Why: After trying this for the first time, it’s more like, why not? Sitting and working at the desk for hours easily tightens muscles through the chest and shoulders. This simple exercise is the antidote for reversing all the wound up muscles.
2. Chin Tucks
Why: Yes, you’re making a double chin. But if reducing neck pain is a priority of yours, I guarantee that it’ll be worth it. Performing this exercise activates the deep neck flexors at the front of your neck, while decreasing the tension in your suboccipitals and other muscles behind your neck, which get overstretched when your neck is protruding towards the computer screen. This is a monumental basic exercise that can be incorporated into many other exercises because it helps to keep the cervical spine in check to complete your neutral spine. If you’ve ever heard of “packing the neck” in a deadlift, this is how you do it.
3. Brugger’s Relief Position
Why: It teaches you to engage the shoulder blades and pull the shoulders back instead of rounding forwards. Having your arms by your side also helps to open the chest up.
4. Dowel Hip Hinge
Why: Call me a mad scientist, but even though you’re not deadlifting a heavy barbell at your desk, I believe that there’s merit to practicing your hip hinge for improving desk posture. If you watch Dr. Kelly Starrett, the creator of MobilityWod, he talks about setting up for desk work or even texting just like you would for a deadlift. You definitely (or hopefully) won’t be bent over your work space as in the ending position picture. But the idea is that when you have to lean forward while sitting at the desk, e.g., for writing, you lean from the hips while maintaining a neutral spine and not from the upper back or neck. This exercise will give you more awareness of your posture from the waist up.
5. Shoulder W
Why: When you’re sitting at the desk, it’s very easy to hike up your shoulders and overuse the upper trapezius muscles in addition to rounding the upper back. This exercise strengthens the external rotators of the rotator cuff muscles in addition to activating more of the lower trapezius muscles rather than the dominant upper trapezius muscles. This exercise also reinforces good shoulder blade positioning. You can watch Physiotherapist Mike Reinold demonstrate this exercise.
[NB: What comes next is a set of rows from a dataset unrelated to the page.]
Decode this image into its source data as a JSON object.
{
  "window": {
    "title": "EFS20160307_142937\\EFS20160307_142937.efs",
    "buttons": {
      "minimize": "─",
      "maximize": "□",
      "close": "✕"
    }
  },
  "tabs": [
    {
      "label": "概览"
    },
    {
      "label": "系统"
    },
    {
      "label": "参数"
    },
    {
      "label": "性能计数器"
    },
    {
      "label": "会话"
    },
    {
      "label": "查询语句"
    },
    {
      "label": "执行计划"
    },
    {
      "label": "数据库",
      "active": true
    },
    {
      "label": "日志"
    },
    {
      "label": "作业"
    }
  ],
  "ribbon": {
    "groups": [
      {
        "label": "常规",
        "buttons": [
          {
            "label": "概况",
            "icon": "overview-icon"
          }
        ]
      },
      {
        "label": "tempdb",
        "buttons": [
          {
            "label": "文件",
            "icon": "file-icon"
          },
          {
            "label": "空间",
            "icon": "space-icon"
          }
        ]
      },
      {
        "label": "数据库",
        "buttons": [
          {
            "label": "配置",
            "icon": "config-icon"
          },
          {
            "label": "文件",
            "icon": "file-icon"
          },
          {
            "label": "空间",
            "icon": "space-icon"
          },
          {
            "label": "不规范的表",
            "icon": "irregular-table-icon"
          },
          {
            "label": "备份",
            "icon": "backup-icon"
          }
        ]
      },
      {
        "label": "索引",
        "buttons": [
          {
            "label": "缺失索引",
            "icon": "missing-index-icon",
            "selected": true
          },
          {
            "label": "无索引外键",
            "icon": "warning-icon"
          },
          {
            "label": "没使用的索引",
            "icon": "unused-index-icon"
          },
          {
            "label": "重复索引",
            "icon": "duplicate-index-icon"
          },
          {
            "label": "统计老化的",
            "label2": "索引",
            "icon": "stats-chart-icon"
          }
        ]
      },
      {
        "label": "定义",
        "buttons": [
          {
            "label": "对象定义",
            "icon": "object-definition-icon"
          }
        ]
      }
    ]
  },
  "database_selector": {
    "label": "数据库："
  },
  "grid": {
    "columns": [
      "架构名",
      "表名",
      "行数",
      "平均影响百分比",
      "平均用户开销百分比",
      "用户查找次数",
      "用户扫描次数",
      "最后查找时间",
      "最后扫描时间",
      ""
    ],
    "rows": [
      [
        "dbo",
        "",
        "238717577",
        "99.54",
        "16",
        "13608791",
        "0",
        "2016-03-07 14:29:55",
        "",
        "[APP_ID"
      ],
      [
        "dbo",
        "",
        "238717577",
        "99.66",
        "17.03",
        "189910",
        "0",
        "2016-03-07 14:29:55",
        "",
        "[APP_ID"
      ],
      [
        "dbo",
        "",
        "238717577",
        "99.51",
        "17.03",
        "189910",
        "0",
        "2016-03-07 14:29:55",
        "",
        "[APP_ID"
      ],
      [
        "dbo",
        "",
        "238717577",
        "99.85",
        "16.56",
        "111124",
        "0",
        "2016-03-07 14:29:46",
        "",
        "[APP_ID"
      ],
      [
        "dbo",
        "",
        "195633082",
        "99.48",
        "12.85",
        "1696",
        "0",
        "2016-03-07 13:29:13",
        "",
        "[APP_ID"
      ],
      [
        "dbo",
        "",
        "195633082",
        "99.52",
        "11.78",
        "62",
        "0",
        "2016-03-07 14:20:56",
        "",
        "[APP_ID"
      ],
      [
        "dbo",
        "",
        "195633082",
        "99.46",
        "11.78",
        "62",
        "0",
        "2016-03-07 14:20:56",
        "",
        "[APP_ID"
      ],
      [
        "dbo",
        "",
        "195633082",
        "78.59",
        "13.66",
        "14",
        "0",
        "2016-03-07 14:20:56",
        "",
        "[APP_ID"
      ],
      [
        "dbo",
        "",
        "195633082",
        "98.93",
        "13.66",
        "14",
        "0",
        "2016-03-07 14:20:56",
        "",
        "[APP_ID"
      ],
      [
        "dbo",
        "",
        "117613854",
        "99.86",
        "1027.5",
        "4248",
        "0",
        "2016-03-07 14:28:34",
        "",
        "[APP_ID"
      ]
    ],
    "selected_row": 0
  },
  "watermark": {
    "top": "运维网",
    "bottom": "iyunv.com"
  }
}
Take very short active breaks!
One of my favourite professors is the only professor in the Biomedical Physiology and Kinesiology department to get the class up for stretch breaks every half hour during our lectures. He encourages it even when we write our 3 hour final exams. If you decide to do this, the stretch breaks don’t have to be long. They can be as short as 30 seconds to 1-2 minutes just to shake things out and get blood flowing through stagnant muscles. If you want to get fancy, you can check out Bret Contreras’ article and slyly incorporate the glute squeeze or crucifix stretch without attracting too much unwanted attention. Recent research has actually showed that taking brief 2 minute walks every hour decreases the risk of premature death by 33%!
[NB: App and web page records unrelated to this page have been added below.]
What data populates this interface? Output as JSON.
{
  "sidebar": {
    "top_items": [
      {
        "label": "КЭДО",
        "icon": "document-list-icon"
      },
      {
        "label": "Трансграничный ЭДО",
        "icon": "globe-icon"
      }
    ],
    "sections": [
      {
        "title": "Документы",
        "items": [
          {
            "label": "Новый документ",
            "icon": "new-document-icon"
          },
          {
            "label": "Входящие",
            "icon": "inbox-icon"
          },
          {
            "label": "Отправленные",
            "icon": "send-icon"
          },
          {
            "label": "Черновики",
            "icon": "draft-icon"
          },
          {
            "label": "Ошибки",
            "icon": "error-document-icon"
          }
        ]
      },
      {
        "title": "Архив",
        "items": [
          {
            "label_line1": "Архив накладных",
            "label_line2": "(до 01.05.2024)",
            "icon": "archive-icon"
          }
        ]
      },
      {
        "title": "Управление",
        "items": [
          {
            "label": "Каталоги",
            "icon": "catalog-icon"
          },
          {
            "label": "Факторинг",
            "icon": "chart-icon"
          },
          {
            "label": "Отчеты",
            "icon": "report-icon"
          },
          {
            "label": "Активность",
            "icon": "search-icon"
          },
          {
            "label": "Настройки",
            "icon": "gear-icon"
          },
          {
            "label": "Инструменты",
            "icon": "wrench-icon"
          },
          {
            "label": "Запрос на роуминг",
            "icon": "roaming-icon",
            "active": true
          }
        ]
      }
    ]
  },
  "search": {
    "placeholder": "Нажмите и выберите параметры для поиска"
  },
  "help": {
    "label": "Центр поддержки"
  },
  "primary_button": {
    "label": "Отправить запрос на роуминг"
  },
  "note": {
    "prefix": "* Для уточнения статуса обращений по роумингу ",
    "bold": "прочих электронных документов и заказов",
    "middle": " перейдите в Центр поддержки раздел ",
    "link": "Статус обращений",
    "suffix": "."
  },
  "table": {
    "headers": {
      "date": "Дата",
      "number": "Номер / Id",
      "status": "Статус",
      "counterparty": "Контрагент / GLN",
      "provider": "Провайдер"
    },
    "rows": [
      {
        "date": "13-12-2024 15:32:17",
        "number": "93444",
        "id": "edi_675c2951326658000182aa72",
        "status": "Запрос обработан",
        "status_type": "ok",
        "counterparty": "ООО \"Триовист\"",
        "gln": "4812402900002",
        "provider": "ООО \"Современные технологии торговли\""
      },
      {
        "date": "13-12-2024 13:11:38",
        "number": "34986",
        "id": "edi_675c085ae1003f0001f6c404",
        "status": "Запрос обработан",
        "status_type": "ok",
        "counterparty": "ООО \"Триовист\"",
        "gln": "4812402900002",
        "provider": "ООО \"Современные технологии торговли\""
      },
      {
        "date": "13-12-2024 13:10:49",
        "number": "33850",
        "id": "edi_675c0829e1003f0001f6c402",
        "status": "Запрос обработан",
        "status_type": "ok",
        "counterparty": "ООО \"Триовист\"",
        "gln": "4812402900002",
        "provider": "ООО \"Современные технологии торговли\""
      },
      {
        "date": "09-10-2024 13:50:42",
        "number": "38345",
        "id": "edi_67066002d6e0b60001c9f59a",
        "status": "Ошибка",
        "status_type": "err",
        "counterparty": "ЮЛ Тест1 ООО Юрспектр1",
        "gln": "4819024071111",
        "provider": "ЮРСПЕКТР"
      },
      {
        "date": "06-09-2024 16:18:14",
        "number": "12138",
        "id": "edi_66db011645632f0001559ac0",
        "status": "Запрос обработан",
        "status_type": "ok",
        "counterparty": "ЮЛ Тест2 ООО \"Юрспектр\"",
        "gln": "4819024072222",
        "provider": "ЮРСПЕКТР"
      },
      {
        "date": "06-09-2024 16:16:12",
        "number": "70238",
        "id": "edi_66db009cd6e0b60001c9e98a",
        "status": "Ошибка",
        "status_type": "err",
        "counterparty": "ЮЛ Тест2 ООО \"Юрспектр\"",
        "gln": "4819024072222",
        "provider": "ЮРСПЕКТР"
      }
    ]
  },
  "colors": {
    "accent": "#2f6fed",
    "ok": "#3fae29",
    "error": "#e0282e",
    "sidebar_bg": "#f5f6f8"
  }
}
Make a to-do list!
Like most busy people, I find excuses not to put effort in doing extra postural exercises when working for long hours at the desk is already taxing enough. But it might help to keep a note posted somewhere visible in your work area with a short list of some of these exercises or other stretches. When you see the list, you’ll be cued to remember that you should do these things. Once you start doing them more often, they’ll become routine. And once you reap the benefits from them, it’ll be easy to turn them into habits.
If you can begin incorporating these exercises into your daily routine, you’ll be able to decrease any aches or pain from sitting at the desk for too long. Remember, before starting any exercise program, always make sure to consult with your healthcare professional.